Harvard University’s New Find: The U.S. Declaration of Independence

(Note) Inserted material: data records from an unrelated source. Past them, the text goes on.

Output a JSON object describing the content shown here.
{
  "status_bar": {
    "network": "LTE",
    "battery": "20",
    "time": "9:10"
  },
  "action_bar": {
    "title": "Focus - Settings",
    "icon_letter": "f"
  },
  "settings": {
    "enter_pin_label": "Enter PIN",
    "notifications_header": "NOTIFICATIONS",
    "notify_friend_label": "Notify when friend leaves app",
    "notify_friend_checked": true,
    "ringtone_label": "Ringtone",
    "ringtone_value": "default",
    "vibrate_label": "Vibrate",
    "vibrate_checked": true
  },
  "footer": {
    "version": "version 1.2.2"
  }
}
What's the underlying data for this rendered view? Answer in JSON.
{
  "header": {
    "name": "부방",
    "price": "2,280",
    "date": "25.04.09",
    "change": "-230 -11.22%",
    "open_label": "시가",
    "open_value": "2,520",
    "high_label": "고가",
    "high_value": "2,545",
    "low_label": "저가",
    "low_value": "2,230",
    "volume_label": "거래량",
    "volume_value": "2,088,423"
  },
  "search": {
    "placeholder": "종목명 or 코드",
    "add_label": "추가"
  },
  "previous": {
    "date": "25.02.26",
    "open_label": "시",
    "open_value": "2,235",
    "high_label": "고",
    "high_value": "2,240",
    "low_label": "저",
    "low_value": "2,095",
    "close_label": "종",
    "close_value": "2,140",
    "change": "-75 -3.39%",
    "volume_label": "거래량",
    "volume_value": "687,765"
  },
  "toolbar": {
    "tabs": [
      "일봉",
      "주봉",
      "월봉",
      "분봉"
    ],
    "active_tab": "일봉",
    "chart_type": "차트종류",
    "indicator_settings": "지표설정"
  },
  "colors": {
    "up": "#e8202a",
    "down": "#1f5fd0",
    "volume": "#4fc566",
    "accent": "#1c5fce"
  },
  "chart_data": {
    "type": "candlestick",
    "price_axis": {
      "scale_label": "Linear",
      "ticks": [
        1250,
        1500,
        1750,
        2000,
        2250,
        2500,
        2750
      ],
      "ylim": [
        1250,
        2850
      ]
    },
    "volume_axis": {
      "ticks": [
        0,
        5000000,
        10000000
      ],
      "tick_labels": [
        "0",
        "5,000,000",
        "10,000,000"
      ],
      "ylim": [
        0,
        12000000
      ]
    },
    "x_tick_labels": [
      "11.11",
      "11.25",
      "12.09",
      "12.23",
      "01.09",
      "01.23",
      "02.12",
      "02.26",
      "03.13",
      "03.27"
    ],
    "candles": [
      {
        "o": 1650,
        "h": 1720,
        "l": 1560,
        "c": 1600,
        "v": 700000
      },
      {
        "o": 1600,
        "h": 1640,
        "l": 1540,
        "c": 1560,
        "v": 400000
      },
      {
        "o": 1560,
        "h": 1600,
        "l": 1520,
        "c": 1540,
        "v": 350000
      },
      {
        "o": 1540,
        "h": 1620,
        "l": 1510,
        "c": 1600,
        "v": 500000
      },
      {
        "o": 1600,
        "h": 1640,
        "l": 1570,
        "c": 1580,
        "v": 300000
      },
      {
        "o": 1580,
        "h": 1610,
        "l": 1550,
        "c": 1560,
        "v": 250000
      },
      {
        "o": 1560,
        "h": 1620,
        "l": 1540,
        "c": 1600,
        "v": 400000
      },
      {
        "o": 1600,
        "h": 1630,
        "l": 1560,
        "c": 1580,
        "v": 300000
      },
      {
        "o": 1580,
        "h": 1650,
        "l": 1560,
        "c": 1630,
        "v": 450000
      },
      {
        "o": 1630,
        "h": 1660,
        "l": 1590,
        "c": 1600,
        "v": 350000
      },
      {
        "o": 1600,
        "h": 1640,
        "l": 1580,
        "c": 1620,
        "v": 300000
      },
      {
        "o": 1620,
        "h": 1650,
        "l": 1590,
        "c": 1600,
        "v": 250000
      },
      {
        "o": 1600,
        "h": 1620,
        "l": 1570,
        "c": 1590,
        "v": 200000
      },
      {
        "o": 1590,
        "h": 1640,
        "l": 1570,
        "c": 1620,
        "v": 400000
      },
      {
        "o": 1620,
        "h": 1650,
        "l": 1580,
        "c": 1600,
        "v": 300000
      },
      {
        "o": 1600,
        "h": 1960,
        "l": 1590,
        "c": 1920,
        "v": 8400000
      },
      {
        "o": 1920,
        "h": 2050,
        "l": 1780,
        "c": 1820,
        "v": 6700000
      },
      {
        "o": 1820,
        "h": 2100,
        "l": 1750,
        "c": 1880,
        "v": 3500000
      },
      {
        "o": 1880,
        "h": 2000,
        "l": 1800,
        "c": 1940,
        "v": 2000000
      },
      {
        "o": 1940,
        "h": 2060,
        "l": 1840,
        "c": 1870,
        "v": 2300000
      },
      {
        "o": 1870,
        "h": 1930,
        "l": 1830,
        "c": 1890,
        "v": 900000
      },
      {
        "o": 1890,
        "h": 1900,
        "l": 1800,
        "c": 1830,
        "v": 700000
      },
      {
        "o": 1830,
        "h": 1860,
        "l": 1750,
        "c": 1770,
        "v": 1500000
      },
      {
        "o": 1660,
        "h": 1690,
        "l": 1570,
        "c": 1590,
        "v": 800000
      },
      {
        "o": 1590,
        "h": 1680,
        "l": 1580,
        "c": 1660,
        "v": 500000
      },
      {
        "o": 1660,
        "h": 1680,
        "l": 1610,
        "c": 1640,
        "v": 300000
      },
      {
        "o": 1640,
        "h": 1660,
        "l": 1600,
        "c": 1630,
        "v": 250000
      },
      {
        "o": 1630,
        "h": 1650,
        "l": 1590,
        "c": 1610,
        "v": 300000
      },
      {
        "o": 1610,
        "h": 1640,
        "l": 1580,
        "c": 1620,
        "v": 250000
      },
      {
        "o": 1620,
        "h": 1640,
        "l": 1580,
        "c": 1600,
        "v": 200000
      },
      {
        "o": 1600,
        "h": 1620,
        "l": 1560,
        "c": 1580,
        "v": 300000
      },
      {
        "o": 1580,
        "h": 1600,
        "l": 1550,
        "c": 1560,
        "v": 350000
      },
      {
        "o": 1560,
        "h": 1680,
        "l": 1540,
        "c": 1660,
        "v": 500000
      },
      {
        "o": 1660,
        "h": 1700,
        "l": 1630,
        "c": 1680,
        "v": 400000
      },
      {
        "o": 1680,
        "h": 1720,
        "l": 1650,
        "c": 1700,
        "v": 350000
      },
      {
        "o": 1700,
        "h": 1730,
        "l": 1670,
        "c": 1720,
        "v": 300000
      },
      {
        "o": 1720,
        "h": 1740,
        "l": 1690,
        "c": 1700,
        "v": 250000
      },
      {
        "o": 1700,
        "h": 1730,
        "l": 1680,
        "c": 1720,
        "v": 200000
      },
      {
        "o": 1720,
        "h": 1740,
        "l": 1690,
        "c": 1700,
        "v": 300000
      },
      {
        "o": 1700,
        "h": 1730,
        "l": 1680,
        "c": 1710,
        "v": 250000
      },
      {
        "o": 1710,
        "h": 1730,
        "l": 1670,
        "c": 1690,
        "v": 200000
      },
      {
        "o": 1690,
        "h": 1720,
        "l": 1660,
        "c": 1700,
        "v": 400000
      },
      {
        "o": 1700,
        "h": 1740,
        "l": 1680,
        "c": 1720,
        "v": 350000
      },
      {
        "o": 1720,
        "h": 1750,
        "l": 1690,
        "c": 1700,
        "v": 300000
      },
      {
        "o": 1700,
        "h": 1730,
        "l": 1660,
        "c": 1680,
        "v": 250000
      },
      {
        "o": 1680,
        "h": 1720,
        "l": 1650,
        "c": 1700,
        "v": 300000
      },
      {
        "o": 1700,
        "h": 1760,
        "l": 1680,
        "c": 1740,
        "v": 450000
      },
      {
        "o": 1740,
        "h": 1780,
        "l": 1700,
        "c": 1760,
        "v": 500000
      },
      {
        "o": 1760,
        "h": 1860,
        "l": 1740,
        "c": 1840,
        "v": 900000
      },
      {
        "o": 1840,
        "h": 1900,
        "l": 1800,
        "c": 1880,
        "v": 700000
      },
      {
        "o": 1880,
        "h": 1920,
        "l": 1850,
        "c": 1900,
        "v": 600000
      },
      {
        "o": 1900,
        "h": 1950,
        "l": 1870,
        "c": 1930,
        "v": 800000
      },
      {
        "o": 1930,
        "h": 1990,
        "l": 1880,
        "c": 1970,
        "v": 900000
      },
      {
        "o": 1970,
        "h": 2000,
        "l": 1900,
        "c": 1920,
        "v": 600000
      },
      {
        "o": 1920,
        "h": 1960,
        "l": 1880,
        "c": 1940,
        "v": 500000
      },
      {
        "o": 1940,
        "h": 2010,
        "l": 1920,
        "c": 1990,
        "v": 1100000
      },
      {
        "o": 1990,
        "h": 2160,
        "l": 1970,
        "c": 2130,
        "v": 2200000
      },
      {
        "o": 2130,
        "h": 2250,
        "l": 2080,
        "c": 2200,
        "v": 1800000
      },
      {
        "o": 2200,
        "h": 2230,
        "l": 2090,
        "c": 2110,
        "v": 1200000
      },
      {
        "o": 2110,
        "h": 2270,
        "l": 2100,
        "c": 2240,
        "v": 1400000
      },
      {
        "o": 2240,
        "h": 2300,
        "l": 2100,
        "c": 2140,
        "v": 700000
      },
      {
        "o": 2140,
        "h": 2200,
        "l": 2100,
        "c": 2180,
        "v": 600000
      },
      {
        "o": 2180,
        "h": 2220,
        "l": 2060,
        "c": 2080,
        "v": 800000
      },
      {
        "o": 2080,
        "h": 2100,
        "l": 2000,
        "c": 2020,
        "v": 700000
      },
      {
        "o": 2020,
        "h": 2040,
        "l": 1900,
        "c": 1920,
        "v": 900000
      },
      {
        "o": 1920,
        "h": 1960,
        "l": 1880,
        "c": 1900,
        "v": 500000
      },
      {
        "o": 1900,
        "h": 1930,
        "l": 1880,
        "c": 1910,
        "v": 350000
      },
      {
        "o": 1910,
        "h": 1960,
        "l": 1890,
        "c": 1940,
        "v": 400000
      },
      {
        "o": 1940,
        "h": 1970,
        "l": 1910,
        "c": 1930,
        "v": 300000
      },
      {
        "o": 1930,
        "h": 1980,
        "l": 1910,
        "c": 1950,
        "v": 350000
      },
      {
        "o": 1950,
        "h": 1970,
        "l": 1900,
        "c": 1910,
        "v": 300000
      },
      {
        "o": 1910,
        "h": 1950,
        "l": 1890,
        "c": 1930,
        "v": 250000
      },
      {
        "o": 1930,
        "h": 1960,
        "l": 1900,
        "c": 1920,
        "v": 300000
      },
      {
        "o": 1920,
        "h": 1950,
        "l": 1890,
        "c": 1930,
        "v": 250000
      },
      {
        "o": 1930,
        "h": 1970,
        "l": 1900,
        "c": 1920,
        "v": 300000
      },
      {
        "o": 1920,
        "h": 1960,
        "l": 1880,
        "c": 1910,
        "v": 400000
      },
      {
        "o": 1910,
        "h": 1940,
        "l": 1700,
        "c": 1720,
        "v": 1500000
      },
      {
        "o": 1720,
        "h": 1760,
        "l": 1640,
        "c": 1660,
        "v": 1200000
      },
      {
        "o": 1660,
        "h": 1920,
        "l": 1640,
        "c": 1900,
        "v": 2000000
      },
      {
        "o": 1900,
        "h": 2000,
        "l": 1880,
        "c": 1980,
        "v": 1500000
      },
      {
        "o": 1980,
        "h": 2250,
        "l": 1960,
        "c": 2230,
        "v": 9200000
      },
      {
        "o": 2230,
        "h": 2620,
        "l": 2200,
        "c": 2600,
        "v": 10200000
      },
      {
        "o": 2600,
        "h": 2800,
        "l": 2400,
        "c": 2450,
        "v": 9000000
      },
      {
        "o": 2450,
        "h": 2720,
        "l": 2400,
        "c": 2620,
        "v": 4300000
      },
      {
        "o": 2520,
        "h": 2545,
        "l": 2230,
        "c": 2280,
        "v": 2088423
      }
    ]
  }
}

With the smash hit Hamilton, literature sets us straight about the tremendous contribution of one of America’s founding fathers. But how many of us have heard of James Wilson? An ally of Hamilton, Wilson was part of a decades-long struggle to ingrain into the foundation of America the notion of a single nation. He was also one of the 56 signers of the Declaration of Independence, a document currently on the tips of manuscript-lovers' tongues because of a startling find by Harvard researchers Emily Sneff and Danielle Allen: Earlier this year, in a small records office in Sussex, England, they stumbled on a second parchment manuscript of the Declaration. On July 7, they presented this Sussex Declaration at the National Archives in Washington DC, and today they continue to focus on the manuscript’s mysteries: how and why it differs from the first parchment manuscript (the so-called Matlack Declaration, which sits in the National Archives); who commissioned this second manuscript; and how it wound up in faraway Sussex. The first mystery is partly resolved by sight. See the difference in arrangement of signatures on the two manuscripts below. On most documents of the day, the protocol was for members of a state delegation to sign as a unit, their signatures grouped and often (though not always) labeled by state. The Sussex Declaration instead scrambles the signatures—deliberately, suggests Professor Allen. “This” scrambling, she explains, “is really a symbolic way of saying we are all one people, or ‘one community,’ to quote James Wilson,” the most likely person to have commissioned this second manuscript—sometime in the 1780s. Its winding up in Sussex probably has to do with the radical Third Duke of Richmond (Charles Lennox), a temporary supporter of American independence: We British should accept it, he argued, later reneging on this pro-American stance, probably for his own political sake, given his career and a groundswell of anti-American anger around him. The scrambling of signatures, adds Professor Allen, figures into early debate, in support of the side that argued America was founded by individual citizens, each created equal, not by a confederation of states. It was a consequential argument: Should the new nation be based on the authority of the people or on the authority of the states?